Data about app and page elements
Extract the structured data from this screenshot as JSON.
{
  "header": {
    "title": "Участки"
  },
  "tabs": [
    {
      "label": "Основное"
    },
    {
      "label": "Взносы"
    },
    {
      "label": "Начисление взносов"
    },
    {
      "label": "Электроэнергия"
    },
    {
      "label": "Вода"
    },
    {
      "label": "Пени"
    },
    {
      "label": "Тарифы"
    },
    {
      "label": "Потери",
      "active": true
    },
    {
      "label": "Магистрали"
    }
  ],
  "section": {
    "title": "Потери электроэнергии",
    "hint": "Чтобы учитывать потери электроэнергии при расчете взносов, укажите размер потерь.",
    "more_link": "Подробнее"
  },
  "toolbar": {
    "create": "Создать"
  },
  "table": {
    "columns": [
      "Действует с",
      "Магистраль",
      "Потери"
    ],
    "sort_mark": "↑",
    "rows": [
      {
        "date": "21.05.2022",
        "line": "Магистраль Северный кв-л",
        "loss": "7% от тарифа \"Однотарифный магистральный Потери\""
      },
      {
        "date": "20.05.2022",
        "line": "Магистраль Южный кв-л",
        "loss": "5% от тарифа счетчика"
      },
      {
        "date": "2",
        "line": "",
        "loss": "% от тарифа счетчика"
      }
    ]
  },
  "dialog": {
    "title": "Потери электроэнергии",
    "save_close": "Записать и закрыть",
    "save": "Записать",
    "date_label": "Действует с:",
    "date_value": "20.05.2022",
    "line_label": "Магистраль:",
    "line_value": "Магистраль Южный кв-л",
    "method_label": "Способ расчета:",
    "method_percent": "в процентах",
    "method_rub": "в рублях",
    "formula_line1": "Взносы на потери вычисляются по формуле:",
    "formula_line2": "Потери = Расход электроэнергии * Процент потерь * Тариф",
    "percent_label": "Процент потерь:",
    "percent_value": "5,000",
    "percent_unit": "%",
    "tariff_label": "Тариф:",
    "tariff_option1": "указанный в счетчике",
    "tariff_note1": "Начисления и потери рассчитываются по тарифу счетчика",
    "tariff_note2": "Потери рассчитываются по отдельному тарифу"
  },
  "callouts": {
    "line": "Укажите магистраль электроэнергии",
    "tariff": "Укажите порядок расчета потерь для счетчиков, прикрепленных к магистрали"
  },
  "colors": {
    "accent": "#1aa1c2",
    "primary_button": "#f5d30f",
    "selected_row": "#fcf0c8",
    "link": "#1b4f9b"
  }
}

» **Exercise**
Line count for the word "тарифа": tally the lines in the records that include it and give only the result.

» **Answer section**
3